= What you will do =
Out of the data below, copy every line with the string "true".

= Exercise inputs =

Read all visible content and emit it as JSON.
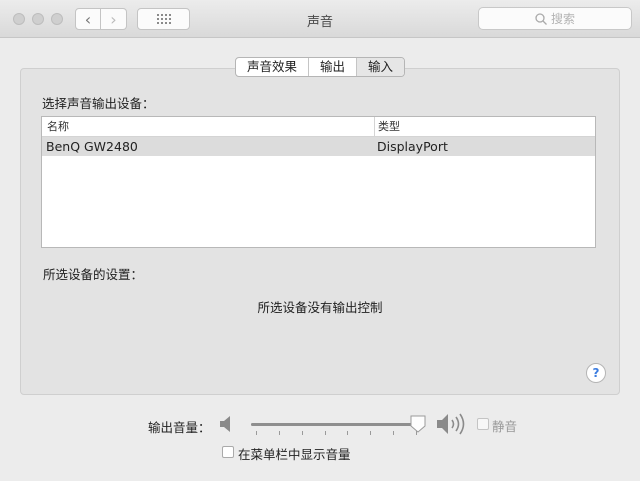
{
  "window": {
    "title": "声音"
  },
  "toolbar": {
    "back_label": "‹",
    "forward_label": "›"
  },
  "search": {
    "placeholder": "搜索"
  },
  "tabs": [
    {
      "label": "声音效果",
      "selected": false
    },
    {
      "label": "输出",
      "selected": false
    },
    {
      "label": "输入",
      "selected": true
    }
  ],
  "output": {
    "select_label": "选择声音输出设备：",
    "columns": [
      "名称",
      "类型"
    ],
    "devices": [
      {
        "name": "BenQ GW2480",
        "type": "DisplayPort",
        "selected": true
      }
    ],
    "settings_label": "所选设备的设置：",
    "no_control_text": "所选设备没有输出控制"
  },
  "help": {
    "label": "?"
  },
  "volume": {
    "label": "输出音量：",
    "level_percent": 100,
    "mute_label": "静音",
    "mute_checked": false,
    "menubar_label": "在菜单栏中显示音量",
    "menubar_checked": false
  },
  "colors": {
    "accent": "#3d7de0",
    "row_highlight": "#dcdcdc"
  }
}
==
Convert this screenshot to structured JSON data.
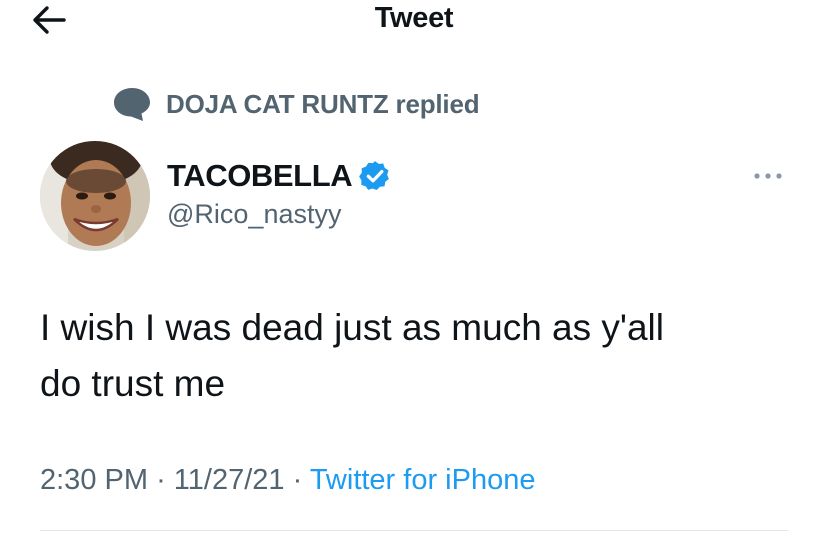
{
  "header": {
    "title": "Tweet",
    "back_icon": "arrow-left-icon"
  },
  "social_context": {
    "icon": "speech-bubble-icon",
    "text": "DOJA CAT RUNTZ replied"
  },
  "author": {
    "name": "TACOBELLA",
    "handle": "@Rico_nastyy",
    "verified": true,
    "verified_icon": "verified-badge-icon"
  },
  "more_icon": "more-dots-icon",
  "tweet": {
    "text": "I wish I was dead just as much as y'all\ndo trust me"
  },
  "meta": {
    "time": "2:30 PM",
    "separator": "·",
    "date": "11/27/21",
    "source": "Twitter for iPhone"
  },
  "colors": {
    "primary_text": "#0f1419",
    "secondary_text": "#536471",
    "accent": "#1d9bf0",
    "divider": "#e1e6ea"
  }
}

= Reply to the task =
      "selected": true
        "selected": true
    "verified": true,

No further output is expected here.